[Stored data entries]
# # #
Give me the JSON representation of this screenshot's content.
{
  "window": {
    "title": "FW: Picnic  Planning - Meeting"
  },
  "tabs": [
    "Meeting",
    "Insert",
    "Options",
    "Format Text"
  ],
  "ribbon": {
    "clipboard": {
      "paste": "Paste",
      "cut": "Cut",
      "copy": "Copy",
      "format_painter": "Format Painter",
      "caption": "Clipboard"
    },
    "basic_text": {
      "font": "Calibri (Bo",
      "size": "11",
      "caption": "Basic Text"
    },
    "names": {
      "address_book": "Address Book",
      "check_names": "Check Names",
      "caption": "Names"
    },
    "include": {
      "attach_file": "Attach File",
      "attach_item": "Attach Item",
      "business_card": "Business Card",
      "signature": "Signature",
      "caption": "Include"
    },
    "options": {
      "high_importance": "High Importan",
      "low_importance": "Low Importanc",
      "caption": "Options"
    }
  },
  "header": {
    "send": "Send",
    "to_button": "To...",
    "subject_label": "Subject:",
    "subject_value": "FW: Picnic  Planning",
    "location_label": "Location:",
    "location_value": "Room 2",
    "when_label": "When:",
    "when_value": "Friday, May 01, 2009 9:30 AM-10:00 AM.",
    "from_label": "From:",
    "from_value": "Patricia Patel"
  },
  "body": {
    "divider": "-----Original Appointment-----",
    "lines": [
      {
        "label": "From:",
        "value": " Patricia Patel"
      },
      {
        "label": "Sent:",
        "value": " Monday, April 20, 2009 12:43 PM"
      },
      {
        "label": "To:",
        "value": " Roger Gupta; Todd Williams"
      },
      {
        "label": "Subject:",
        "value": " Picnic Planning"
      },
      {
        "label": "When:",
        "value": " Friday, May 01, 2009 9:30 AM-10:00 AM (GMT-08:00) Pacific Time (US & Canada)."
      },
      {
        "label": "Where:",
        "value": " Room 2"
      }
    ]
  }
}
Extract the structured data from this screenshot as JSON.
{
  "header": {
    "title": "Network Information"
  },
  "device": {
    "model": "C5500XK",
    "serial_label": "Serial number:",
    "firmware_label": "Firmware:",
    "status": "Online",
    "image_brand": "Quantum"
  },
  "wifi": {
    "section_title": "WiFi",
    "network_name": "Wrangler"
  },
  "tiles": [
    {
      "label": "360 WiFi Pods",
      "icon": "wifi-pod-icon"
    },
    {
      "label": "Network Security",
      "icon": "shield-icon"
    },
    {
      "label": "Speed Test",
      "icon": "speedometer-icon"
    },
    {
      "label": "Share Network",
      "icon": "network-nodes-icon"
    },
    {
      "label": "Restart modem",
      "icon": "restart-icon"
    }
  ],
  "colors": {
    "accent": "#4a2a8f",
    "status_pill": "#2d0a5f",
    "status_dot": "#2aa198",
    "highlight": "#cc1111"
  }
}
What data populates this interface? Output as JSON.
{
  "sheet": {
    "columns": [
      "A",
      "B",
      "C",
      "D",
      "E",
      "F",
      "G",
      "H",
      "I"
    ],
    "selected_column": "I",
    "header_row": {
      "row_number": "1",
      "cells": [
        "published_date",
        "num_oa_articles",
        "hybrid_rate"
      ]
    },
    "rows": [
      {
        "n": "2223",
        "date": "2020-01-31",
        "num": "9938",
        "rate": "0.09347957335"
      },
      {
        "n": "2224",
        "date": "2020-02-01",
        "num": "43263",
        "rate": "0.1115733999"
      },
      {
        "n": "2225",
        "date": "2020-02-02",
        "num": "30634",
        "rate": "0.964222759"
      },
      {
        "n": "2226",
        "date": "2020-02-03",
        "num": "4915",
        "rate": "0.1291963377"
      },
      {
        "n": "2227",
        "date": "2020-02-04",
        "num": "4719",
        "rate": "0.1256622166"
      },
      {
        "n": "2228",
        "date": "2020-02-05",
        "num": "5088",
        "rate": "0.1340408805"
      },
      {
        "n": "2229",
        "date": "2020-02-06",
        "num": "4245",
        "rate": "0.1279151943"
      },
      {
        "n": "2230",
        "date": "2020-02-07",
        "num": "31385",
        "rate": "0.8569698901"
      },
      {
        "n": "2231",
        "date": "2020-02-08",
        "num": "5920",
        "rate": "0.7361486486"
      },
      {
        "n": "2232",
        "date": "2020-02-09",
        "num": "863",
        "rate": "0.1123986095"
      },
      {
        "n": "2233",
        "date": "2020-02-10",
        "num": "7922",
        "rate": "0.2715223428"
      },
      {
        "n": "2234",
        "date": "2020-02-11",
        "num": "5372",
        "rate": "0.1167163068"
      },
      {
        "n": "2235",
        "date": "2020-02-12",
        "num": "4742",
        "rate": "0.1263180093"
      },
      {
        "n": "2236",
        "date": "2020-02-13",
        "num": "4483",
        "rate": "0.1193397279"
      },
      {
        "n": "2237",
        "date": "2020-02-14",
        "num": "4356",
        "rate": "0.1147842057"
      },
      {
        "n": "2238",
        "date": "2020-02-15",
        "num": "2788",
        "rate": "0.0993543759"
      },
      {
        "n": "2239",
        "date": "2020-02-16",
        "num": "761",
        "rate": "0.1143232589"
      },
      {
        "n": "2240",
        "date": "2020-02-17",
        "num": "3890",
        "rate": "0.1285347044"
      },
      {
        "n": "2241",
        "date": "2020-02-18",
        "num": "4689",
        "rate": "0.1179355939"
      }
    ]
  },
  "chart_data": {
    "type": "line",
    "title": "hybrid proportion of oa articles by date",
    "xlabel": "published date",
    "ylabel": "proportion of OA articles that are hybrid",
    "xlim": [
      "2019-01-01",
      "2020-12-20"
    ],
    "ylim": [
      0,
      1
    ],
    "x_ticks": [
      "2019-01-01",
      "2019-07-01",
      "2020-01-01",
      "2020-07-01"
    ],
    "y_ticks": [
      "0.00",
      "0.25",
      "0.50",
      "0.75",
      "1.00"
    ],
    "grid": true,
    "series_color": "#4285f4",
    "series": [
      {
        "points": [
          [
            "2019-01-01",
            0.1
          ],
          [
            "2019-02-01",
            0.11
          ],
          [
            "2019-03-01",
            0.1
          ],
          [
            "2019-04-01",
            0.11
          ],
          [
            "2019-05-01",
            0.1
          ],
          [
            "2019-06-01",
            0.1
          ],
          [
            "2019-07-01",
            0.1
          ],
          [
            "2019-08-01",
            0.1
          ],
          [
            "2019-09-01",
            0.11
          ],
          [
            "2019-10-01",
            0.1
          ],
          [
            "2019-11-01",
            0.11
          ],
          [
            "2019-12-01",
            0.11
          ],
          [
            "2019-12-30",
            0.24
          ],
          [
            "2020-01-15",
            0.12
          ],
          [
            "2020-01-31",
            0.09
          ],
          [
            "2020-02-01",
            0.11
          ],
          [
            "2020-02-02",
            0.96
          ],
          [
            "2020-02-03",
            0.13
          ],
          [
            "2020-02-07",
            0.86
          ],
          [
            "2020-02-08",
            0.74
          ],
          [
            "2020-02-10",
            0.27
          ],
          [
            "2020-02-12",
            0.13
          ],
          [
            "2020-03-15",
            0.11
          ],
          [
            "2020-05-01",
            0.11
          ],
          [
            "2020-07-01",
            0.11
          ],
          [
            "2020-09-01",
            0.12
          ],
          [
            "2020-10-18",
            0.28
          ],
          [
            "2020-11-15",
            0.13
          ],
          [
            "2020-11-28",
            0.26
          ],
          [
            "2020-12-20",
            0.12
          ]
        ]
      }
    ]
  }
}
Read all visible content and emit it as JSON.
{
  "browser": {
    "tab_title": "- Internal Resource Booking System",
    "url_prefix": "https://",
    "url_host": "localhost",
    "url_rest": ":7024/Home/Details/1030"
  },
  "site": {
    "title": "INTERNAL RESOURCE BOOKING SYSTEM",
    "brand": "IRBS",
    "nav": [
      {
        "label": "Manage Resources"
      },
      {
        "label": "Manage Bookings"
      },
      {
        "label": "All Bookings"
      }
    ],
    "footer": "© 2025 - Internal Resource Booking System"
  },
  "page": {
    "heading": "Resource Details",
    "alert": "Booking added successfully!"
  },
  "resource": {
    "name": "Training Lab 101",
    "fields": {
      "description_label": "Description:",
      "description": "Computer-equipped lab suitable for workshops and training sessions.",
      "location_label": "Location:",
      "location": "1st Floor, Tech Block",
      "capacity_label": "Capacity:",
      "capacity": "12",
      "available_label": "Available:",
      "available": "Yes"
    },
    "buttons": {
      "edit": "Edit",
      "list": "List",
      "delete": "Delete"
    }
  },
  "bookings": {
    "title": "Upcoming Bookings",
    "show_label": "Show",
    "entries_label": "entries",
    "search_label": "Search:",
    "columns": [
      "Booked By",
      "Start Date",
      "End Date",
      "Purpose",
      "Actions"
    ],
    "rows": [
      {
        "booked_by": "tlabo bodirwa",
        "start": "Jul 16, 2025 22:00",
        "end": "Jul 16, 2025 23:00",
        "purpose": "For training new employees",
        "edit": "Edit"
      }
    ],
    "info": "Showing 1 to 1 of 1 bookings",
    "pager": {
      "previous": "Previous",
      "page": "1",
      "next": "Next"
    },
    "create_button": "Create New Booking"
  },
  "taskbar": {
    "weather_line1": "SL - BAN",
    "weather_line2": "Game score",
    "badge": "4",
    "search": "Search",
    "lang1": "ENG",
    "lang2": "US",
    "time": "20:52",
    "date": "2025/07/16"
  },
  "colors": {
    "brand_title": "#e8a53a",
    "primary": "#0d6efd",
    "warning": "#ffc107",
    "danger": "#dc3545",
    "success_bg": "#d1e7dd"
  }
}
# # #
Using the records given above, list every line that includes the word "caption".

(The answer):
      "caption": "Clipboard"
      "caption": "Basic Text"
      "caption": "Names"
      "caption": "Include"
      "caption": "Options"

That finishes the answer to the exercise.